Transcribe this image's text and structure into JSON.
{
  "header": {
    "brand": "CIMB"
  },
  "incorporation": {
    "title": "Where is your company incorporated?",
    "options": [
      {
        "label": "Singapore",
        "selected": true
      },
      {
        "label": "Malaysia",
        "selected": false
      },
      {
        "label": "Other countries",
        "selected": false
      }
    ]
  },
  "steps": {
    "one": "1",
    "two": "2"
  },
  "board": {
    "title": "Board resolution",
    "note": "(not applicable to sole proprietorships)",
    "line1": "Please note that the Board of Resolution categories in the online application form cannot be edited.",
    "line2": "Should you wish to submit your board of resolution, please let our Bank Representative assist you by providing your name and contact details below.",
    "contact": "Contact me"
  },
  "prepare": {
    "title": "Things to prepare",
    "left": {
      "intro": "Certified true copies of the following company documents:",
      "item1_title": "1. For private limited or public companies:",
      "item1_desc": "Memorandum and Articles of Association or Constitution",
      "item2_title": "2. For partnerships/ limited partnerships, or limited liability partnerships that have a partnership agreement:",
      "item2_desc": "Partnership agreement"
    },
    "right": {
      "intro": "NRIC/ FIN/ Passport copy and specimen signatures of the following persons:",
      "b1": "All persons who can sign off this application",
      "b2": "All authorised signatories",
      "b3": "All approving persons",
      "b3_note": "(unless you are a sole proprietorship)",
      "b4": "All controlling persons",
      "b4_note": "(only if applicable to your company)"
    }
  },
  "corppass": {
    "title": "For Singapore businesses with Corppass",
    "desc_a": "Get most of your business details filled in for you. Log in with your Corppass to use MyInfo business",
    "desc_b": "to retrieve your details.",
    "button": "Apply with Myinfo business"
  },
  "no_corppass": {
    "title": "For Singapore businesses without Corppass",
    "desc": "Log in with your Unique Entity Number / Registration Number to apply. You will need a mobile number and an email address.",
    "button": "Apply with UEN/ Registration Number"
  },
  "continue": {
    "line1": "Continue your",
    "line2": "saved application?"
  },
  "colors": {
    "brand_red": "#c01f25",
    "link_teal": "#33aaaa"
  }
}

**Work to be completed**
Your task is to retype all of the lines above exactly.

**Finished task**
Transcribe this image's text and structure into JSON.
{
  "header": {
    "brand": "CIMB"
  },
  "incorporation": {
    "title": "Where is your company incorporated?",
    "options": [
      {
        "label": "Singapore",
        "selected": true
      },
      {
        "label": "Malaysia",
        "selected": false
      },
      {
        "label": "Other countries",
        "selected": false
      }
    ]
  },
  "steps": {
    "one": "1",
    "two": "2"
  },
  "board": {
    "title": "Board resolution",
    "note": "(not applicable to sole proprietorships)",
    "line1": "Please note that the Board of Resolution categories in the online application form cannot be edited.",
    "line2": "Should you wish to submit your board of resolution, please let our Bank Representative assist you by providing your name and contact details below.",
    "contact": "Contact me"
  },
  "prepare": {
    "title": "Things to prepare",
    "left": {
      "intro": "Certified true copies of the following company documents:",
      "item1_title": "1. For private limited or public companies:",
      "item1_desc": "Memorandum and Articles of Association or Constitution",
      "item2_title": "2. For partnerships/ limited partnerships, or limited liability partnerships that have a partnership agreement:",
      "item2_desc": "Partnership agreement"
    },
    "right": {
      "intro": "NRIC/ FIN/ Passport copy and specimen signatures of the following persons:",
      "b1": "All persons who can sign off this application",
      "b2": "All authorised signatories",
      "b3": "All approving persons",
      "b3_note": "(unless you are a sole proprietorship)",
      "b4": "All controlling persons",
      "b4_note": "(only if applicable to your company)"
    }
  },
  "corppass": {
    "title": "For Singapore businesses with Corppass",
    "desc_a": "Get most of your business details filled in for you. Log in with your Corppass to use MyInfo business",
    "desc_b": "to retrieve your details.",
    "button": "Apply with Myinfo business"
  },
  "no_corppass": {
    "title": "For Singapore businesses without Corppass",
    "desc": "Log in with your Unique Entity Number / Registration Number to apply. You will need a mobile number and an email address.",
    "button": "Apply with UEN/ Registration Number"
  },
  "continue": {
    "line1": "Continue your",
    "line2": "saved application?"
  },
  "colors": {
    "brand_red": "#c01f25",
    "link_teal": "#33aaaa"
  }
}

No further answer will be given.